START Records supplied

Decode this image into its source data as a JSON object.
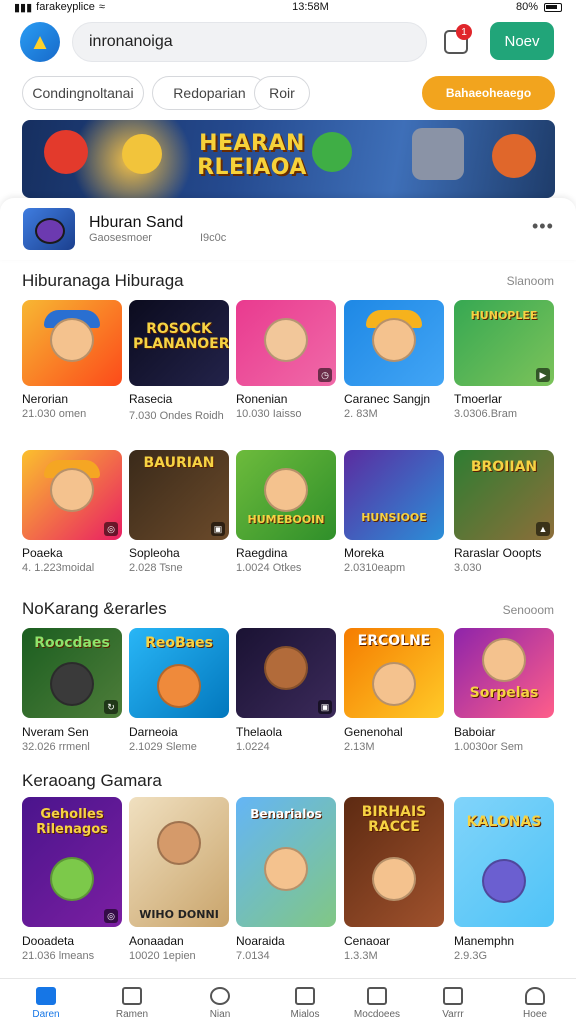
{
  "status": {
    "carrier": "farakeyplice",
    "time": "13:58M",
    "battery": "80%"
  },
  "header": {
    "search_value": "inronanoiga",
    "notif_count": "1",
    "new_button": "Noev"
  },
  "chips": [
    "Condingnoltanai",
    "Redoparian",
    "Roir"
  ],
  "cta": "Bahaeoheaego",
  "banner": {
    "title": "HEARAN RLEIAOA"
  },
  "featured": {
    "name": "Hburan Sand",
    "meta": "Gaosesmoer",
    "meta2": "I9c0c"
  },
  "sections": [
    {
      "title": "Hiburanaga Hiburaga",
      "more": "Slanoom",
      "items": [
        {
          "name": "Nerorian",
          "meta": "21.030 omen",
          "logo": ""
        },
        {
          "name": "Rasecia",
          "meta": "7.030 Ondes Roidh",
          "logo": "ROSOCK PLANANOER"
        },
        {
          "name": "Ronenian",
          "meta": "10.030 Iaisso",
          "logo": ""
        },
        {
          "name": "Caranec Sangjn",
          "meta": "2. 83M",
          "logo": ""
        },
        {
          "name": "Tmoerlar",
          "meta": "3.0306.Bram",
          "logo": "HUNOPLEE"
        }
      ]
    },
    {
      "title": "",
      "more": "",
      "items": [
        {
          "name": "Poaeka",
          "meta": "4. 1.223moidal",
          "logo": ""
        },
        {
          "name": "Sopleoha",
          "meta": "2.028 Tsne",
          "logo": "BAURIAN"
        },
        {
          "name": "Raegdina",
          "meta": "1.0024 Otkes",
          "logo": "HUMEBOOIN"
        },
        {
          "name": "Moreka",
          "meta": "2.0310eapm",
          "logo": "HUNSIOOE"
        },
        {
          "name": "Raraslar Ooopts",
          "meta": "3.030",
          "logo": "BROIIAN"
        }
      ]
    },
    {
      "title": "NoKarang &erarles",
      "more": "Senooom",
      "items": [
        {
          "name": "Nveram Sen",
          "meta": "32.026 rrmenl",
          "logo": "Roocdaes"
        },
        {
          "name": "Darneoia",
          "meta": "2.1029 Sleme",
          "logo": "ReoBaes"
        },
        {
          "name": "Thelaola",
          "meta": "1.0224",
          "logo": ""
        },
        {
          "name": "Genenohal",
          "meta": "2.13M",
          "logo": "ERCOLNE"
        },
        {
          "name": "Baboiar",
          "meta": "1.0030or Sem",
          "logo": "Sorpelas"
        }
      ]
    },
    {
      "title": "Keraoang Gamara",
      "more": "",
      "items": [
        {
          "name": "Dooadeta",
          "meta": "21.036 lmeans",
          "logo": "Geholles Rilenagos"
        },
        {
          "name": "Aonaadan",
          "meta": "10020 1epien",
          "logo": "WIHO DONNI"
        },
        {
          "name": "Noaraida",
          "meta": "7.0134",
          "logo": "Benarialos"
        },
        {
          "name": "Cenaoar",
          "meta": "1.3.3M",
          "logo": "BIRHAIS RACCE"
        },
        {
          "name": "Manemphn",
          "meta": "2.9.3G",
          "logo": "KALONAS"
        }
      ]
    }
  ],
  "nav": [
    "Daren",
    "Ramen",
    "Nian",
    "Mialos",
    "Mocdoees",
    "Varrr",
    "Hoee"
  ]
}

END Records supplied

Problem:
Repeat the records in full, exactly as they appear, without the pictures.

Written reply:
Decode this image into its source data as a JSON object.
{
  "status": {
    "carrier": "farakeyplice",
    "time": "13:58M",
    "battery": "80%"
  },
  "header": {
    "search_value": "inronanoiga",
    "notif_count": "1",
    "new_button": "Noev"
  },
  "chips": [
    "Condingnoltanai",
    "Redoparian",
    "Roir"
  ],
  "cta": "Bahaeoheaego",
  "banner": {
    "title": "HEARAN RLEIAOA"
  },
  "featured": {
    "name": "Hburan Sand",
    "meta": "Gaosesmoer",
    "meta2": "I9c0c"
  },
  "sections": [
    {
      "title": "Hiburanaga Hiburaga",
      "more": "Slanoom",
      "items": [
        {
          "name": "Nerorian",
          "meta": "21.030 omen",
          "logo": ""
        },
        {
          "name": "Rasecia",
          "meta": "7.030 Ondes Roidh",
          "logo": "ROSOCK PLANANOER"
        },
        {
          "name": "Ronenian",
          "meta": "10.030 Iaisso",
          "logo": ""
        },
        {
          "name": "Caranec Sangjn",
          "meta": "2. 83M",
          "logo": ""
        },
        {
          "name": "Tmoerlar",
          "meta": "3.0306.Bram",
          "logo": "HUNOPLEE"
        }
      ]
    },
    {
      "title": "",
      "more": "",
      "items": [
        {
          "name": "Poaeka",
          "meta": "4. 1.223moidal",
          "logo": ""
        },
        {
          "name": "Sopleoha",
          "meta": "2.028 Tsne",
          "logo": "BAURIAN"
        },
        {
          "name": "Raegdina",
          "meta": "1.0024 Otkes",
          "logo": "HUMEBOOIN"
        },
        {
          "name": "Moreka",
          "meta": "2.0310eapm",
          "logo": "HUNSIOOE"
        },
        {
          "name": "Raraslar Ooopts",
          "meta": "3.030",
          "logo": "BROIIAN"
        }
      ]
    },
    {
      "title": "NoKarang &erarles",
      "more": "Senooom",
      "items": [
        {
          "name": "Nveram Sen",
          "meta": "32.026 rrmenl",
          "logo": "Roocdaes"
        },
        {
          "name": "Darneoia",
          "meta": "2.1029 Sleme",
          "logo": "ReoBaes"
        },
        {
          "name": "Thelaola",
          "meta": "1.0224",
          "logo": ""
        },
        {
          "name": "Genenohal",
          "meta": "2.13M",
          "logo": "ERCOLNE"
        },
        {
          "name": "Baboiar",
          "meta": "1.0030or Sem",
          "logo": "Sorpelas"
        }
      ]
    },
    {
      "title": "Keraoang Gamara",
      "more": "",
      "items": [
        {
          "name": "Dooadeta",
          "meta": "21.036 lmeans",
          "logo": "Geholles Rilenagos"
        },
        {
          "name": "Aonaadan",
          "meta": "10020 1epien",
          "logo": "WIHO DONNI"
        },
        {
          "name": "Noaraida",
          "meta": "7.0134",
          "logo": "Benarialos"
        },
        {
          "name": "Cenaoar",
          "meta": "1.3.3M",
          "logo": "BIRHAIS RACCE"
        },
        {
          "name": "Manemphn",
          "meta": "2.9.3G",
          "logo": "KALONAS"
        }
      ]
    }
  ],
  "nav": [
    "Daren",
    "Ramen",
    "Nian",
    "Mialos",
    "Mocdoees",
    "Varrr",
    "Hoee"
  ]
}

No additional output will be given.